** Opening RECORD EXCERPTS block **

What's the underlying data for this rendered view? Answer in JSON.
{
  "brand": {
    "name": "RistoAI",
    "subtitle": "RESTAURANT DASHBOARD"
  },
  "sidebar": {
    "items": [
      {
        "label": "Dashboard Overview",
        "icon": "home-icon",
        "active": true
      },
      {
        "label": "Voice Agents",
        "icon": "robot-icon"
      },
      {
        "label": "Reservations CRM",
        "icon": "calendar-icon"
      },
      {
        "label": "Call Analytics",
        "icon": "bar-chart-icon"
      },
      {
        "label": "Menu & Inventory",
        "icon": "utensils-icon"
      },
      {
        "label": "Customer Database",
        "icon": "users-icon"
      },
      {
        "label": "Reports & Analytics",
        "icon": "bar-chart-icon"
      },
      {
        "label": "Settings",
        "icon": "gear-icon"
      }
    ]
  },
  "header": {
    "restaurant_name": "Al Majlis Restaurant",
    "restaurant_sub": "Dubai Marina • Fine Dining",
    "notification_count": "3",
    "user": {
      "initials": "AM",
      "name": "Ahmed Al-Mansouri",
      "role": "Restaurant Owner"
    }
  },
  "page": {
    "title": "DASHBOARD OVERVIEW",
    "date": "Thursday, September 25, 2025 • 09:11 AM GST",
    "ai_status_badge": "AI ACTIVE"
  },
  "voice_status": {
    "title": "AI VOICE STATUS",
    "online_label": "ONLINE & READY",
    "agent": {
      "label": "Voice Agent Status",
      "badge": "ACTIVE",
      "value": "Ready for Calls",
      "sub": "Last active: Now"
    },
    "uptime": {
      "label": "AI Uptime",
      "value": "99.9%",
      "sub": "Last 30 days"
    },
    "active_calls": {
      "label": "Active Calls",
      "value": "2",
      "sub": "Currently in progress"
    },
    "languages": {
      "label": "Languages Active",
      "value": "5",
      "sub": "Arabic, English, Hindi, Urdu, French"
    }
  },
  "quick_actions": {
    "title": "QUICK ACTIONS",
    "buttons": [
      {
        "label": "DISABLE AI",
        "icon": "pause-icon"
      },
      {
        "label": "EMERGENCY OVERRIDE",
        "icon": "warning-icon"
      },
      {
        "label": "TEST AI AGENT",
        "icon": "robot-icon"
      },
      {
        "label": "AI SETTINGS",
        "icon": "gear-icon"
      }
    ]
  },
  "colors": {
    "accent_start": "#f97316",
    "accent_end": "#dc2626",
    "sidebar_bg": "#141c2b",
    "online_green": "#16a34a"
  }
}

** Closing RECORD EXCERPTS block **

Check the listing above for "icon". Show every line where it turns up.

▶ **RESULT**
        "icon": "home-icon",
        "icon": "robot-icon"
        "icon": "calendar-icon"
        "icon": "bar-chart-icon"
        "icon": "utensils-icon"
        "icon": "users-icon"
        "icon": "bar-chart-icon"
        "icon": "gear-icon"
        "icon": "pause-icon"
        "icon": "warning-icon"
        "icon": "robot-icon"
        "icon": "gear-icon"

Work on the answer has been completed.